Antivirus developer Trend Micro is doing some damage control after an ex-employee stole customer data and sold it to online scammers. These scammers have been calling Trend Micro customers. If you use Trend Micro, it’s best to be wary of any calls you get.
How Does This Happen?
An employee had access to data that they weren’t authorized to have. According to Trend Micro, they were able to “gain access to a customer support database that contained names, email addresses, Trend Micro support ticket numbers, and in some instances telephone numbers. There are no indications that any other information such as financial or credit payment information was involved…”
This employee, who remains unnamed, apparently had planned to steal data, and ended up being able to bypass the internal protections Trend Micro had in place.
Since the data had more than enough information for a scammer to use to trick a user into believing they were calling from Trend Micro (all it really takes is a name and phone number, and knowing that they use the product), this kind of data has a great deal of value to scammers. It gives them an easy way in to steal money from unsuspecting people under the guise of Trend Micro tech support.
Be Wary of Any Unsolicited Tech Support Calls
This isn’t a new problem, and it definitely isn’t only a problem for Trend Micro customers. Fake tech support scammers have been around for years, often preying on older, less-technically-savvy users. They use scare tactics and feign urgency to get their victim to hand over credit card information or allow remote access to the PC.
More often than not, these calls will come in saying they are “Microsoft Windows Support” or some general computer support. If the scammer thinks they are targeting an individual at a business, they might say they are from the IT department.
It’s important to be wary and educate your employees so they know the proper channels for getting support requests handled.
The Other Lesson – Don’t Let Employees Access Data They Don’t Need
As a business owner, you need to ask yourself who has a little too much access. Can all employees wander into folders on your network that contain personal or financial information?

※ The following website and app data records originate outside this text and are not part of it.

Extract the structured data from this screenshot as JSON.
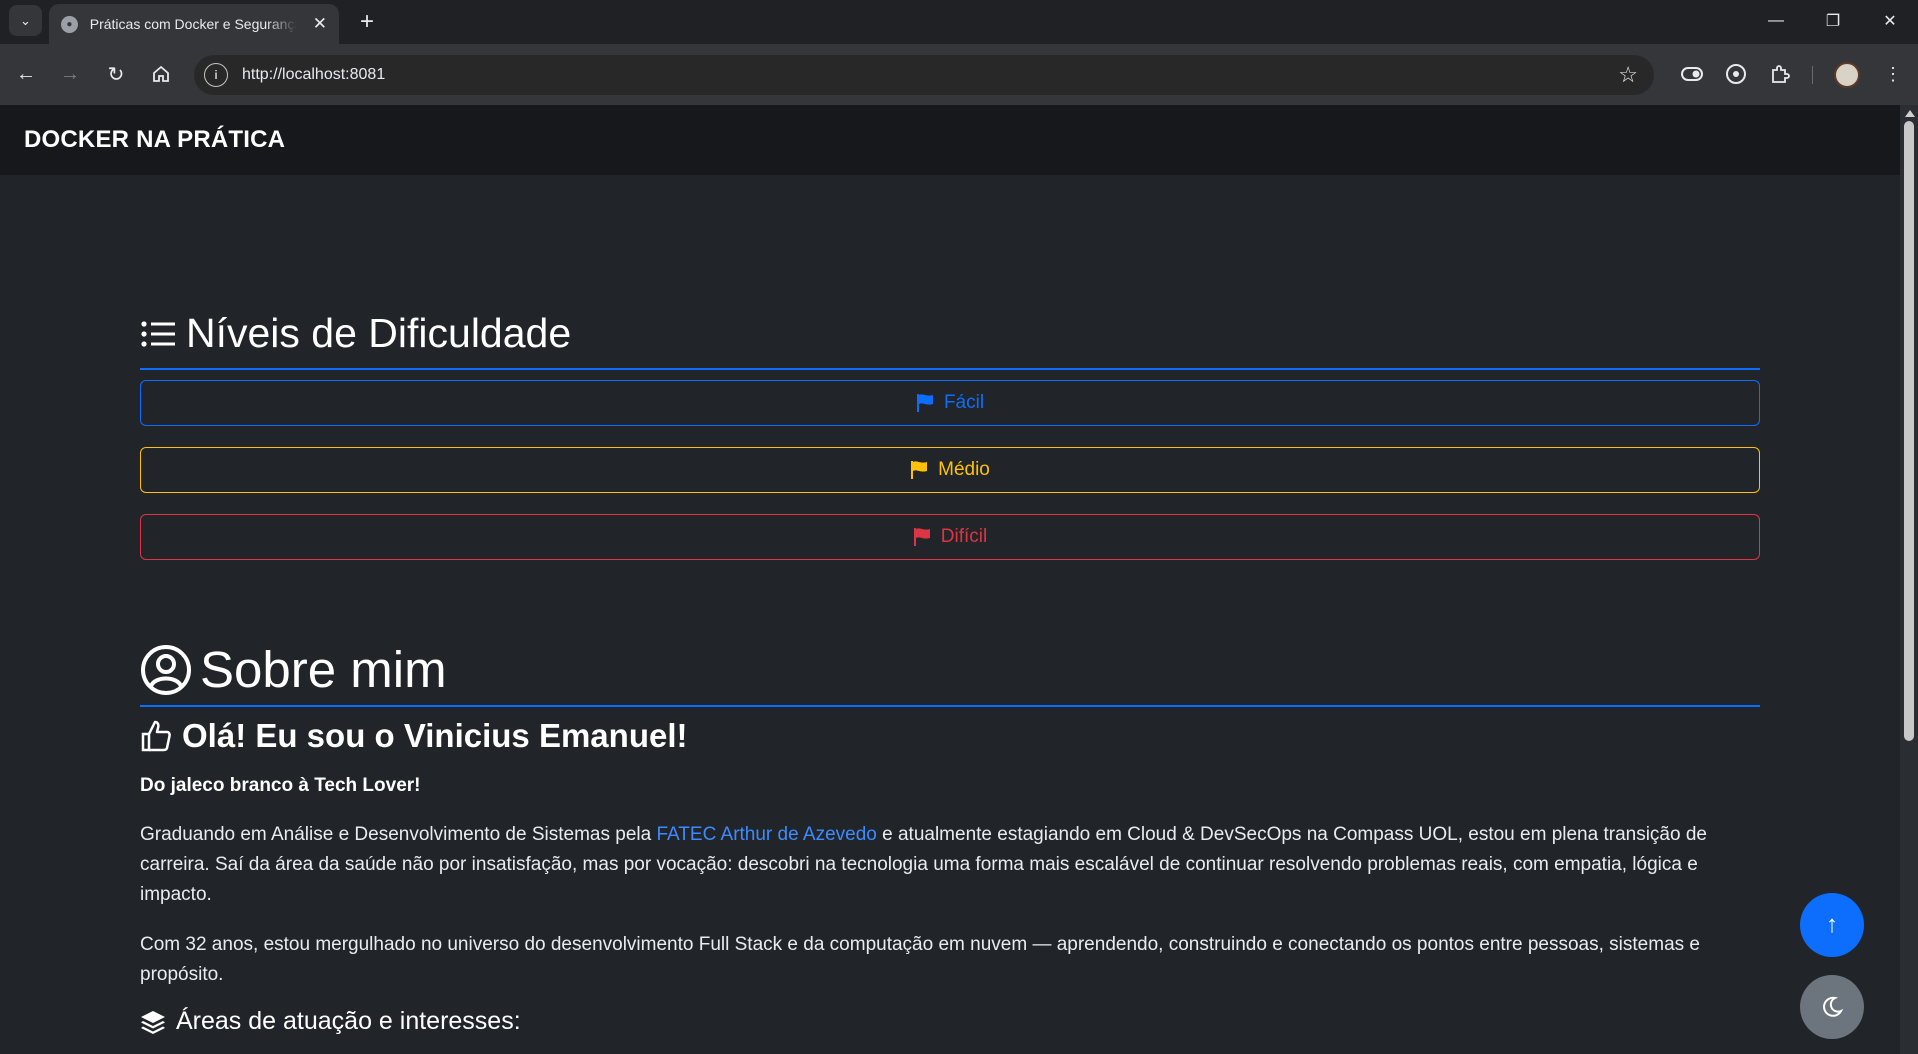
{
  "browser": {
    "tab_title": "Práticas com Docker e Segurança",
    "url": "http://localhost:8081",
    "icons": {
      "tab_menu": "chevron-down-icon",
      "favicon": "globe-icon",
      "tab_close": "close-icon",
      "new_tab": "plus-icon",
      "back": "arrow-left-icon",
      "forward": "arrow-right-icon",
      "reload": "reload-icon",
      "home": "home-icon",
      "site_info": "info-icon",
      "bookmark": "star-icon",
      "extensions": "puzzle-icon",
      "menu": "kebab-menu-icon"
    }
  },
  "navbar": {
    "brand": "DOCKER NA PRÁTICA"
  },
  "levels": {
    "title": "Níveis de Dificuldade",
    "buttons": [
      {
        "label": "Fácil",
        "color": "#0d6efd"
      },
      {
        "label": "Médio",
        "color": "#ffc107"
      },
      {
        "label": "Difícil",
        "color": "#dc3545"
      }
    ]
  },
  "about": {
    "title": "Sobre mim",
    "greeting": "Olá! Eu sou o Vinicius Emanuel!",
    "tagline": "Do jaleco branco à Tech Lover!",
    "p1_before": "Graduando em Análise e Desenvolvimento de Sistemas pela ",
    "p1_link": "FATEC Arthur de Azevedo",
    "p1_after": " e atualmente estagiando em Cloud & DevSecOps na Compass UOL, estou em plena transição de carreira. Saí da área da saúde não por insatisfação, mas por vocação: descobri na tecnologia uma forma mais escalável de continuar resolvendo problemas reais, com empatia, lógica e impacto.",
    "p2": "Com 32 anos, estou mergulhado no universo do desenvolvimento Full Stack e da computação em nuvem — aprendendo, construindo e conectando os pontos entre pessoas, sistemas e propósito.",
    "areas_title": "Áreas de atuação e interesses:"
  },
  "floating": {
    "back_to_top": "arrow-up-icon",
    "theme_toggle": "moon-icon"
  },
  "colors": {
    "primary": "#0d6efd",
    "warning": "#ffc107",
    "danger": "#dc3545",
    "background": "#212529"
  }
}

An employee should only have access to the data that they need, although it’s also important to not make it too difficult for an employee to do their job. Establishing the policies for this can be tricky but setting up the permissions on your network just takes a little work with your IT provider.
Enforcing security policies, like controlling who has access to what data, requiring strong passwords, and setting up multi-factor authentication can go a long way in protecting your business and its customers from a rogue employee running off with data. An ounce of prevention is worth a ton of damage control, in this case.
Need help? Our IT experts can work with you to lock down your data. Give us a call at 877.877.9876 or email firstname.lastname@example.org.